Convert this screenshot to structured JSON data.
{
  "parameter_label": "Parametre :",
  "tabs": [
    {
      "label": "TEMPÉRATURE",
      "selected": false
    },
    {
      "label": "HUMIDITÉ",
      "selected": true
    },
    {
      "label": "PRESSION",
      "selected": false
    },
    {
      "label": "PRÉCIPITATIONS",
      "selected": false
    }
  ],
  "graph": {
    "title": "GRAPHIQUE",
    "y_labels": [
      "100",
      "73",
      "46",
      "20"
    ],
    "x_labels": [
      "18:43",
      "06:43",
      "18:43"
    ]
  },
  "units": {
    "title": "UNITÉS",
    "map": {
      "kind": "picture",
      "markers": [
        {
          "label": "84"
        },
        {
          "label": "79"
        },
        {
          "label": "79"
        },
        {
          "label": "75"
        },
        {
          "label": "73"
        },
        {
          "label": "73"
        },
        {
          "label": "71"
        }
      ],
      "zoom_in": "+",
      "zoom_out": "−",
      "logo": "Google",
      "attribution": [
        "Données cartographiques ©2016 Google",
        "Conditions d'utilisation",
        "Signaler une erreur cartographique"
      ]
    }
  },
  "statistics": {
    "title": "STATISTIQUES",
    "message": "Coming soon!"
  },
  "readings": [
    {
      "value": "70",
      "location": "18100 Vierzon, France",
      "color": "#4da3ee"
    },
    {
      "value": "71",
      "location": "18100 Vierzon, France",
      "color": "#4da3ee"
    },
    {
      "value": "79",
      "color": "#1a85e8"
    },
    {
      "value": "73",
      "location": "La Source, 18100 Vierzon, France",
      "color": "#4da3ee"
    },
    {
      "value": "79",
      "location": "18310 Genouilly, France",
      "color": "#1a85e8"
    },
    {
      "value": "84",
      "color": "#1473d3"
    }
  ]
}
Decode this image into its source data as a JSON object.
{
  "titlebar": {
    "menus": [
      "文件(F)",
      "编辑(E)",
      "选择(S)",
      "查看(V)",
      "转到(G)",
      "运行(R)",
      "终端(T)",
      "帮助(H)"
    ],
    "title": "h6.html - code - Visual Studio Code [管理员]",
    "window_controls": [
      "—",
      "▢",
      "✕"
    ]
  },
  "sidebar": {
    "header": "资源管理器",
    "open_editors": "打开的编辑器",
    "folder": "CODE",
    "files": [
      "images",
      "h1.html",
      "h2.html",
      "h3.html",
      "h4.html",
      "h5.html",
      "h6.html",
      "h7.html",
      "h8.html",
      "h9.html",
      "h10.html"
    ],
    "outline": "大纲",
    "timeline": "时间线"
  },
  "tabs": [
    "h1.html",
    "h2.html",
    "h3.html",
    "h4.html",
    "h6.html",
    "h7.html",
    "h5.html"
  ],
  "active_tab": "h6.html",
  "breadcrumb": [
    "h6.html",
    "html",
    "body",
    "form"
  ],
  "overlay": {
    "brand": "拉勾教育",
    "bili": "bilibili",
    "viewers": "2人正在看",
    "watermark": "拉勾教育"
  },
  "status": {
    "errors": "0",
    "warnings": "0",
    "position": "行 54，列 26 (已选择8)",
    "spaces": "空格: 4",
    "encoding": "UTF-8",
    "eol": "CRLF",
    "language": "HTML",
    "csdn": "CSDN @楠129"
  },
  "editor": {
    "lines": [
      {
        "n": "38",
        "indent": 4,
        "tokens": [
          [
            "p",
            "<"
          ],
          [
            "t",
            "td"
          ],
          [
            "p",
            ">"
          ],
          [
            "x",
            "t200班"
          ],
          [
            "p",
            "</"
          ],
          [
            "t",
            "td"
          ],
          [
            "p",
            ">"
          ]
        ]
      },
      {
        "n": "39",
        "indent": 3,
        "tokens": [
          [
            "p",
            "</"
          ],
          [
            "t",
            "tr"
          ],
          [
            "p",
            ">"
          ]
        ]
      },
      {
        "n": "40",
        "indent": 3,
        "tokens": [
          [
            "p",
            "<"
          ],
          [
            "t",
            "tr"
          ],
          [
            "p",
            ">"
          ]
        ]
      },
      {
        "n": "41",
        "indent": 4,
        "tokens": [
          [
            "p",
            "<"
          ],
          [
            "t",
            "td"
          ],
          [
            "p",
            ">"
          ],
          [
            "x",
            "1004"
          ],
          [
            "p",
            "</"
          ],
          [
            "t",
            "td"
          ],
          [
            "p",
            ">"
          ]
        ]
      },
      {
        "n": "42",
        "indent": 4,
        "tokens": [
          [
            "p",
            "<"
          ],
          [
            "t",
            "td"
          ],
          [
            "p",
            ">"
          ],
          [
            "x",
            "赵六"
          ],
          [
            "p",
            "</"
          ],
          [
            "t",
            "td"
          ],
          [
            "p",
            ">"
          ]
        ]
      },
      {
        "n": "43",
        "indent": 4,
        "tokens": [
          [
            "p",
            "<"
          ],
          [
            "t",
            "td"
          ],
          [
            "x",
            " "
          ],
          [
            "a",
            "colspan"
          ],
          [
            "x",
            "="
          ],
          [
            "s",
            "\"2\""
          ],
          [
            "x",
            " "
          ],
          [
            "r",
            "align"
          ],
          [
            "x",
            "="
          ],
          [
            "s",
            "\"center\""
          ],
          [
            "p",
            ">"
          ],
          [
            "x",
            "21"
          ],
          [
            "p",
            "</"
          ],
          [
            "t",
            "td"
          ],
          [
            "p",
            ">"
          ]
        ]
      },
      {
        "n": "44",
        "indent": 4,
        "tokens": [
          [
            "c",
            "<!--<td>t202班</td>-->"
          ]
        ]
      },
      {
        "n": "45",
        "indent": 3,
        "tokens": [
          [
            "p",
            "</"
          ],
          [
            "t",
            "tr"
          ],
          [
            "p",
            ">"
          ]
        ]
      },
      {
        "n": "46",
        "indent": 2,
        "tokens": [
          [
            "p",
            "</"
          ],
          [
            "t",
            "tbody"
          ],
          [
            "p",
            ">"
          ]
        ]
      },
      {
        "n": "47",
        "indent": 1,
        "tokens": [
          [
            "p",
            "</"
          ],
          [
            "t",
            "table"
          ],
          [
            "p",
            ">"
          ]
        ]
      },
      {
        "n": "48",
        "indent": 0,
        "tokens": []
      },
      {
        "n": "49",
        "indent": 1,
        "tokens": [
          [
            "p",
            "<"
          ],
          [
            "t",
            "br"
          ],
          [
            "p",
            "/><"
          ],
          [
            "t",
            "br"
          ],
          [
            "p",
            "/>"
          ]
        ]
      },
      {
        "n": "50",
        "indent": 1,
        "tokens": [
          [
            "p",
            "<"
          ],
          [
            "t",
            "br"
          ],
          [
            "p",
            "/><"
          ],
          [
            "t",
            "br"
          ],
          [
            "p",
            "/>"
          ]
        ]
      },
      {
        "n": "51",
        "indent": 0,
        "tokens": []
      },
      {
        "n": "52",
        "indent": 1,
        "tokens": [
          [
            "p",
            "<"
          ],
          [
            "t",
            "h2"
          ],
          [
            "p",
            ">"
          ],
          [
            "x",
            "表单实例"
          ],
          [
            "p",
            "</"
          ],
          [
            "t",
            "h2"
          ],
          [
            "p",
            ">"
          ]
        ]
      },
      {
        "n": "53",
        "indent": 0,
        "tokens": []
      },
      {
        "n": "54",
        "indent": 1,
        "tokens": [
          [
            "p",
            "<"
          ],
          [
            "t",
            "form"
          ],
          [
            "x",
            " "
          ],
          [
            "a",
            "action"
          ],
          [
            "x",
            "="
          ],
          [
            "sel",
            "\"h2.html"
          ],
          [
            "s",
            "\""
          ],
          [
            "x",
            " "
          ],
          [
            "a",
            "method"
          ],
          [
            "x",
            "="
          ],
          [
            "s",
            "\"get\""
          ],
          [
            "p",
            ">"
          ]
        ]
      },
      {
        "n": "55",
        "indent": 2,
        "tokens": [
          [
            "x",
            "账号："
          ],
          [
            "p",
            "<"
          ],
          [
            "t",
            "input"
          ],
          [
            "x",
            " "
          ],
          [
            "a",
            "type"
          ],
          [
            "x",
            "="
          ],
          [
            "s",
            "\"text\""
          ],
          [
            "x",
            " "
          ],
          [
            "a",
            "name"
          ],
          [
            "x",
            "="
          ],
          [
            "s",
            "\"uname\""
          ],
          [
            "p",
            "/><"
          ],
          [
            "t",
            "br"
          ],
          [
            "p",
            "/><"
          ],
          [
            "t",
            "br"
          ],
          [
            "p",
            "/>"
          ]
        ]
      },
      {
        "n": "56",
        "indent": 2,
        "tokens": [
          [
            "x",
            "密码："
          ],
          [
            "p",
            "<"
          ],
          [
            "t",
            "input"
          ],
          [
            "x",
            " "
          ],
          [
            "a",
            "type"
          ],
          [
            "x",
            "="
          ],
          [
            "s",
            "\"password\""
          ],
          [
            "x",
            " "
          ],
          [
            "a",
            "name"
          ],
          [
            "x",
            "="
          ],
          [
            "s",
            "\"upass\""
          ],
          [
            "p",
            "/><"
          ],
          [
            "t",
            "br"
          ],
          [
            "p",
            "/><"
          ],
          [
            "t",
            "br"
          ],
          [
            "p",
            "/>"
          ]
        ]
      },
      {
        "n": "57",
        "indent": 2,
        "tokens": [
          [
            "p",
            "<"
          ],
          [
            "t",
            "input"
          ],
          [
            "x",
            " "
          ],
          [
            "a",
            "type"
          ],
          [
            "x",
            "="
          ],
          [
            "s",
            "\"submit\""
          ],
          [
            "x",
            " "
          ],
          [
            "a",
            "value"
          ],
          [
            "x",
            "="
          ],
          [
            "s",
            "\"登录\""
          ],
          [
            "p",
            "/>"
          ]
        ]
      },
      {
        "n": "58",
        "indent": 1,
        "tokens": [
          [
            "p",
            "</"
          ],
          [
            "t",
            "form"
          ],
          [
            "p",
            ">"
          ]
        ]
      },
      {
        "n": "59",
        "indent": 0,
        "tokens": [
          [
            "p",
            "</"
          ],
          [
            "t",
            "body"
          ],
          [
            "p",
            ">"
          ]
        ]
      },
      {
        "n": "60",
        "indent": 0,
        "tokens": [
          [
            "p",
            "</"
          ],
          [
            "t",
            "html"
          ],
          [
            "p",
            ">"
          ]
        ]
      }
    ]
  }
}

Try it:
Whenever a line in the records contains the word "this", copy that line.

Solution:
Convert this screenshot to structured JSON data.
Decode this image into its source data as a JSON object.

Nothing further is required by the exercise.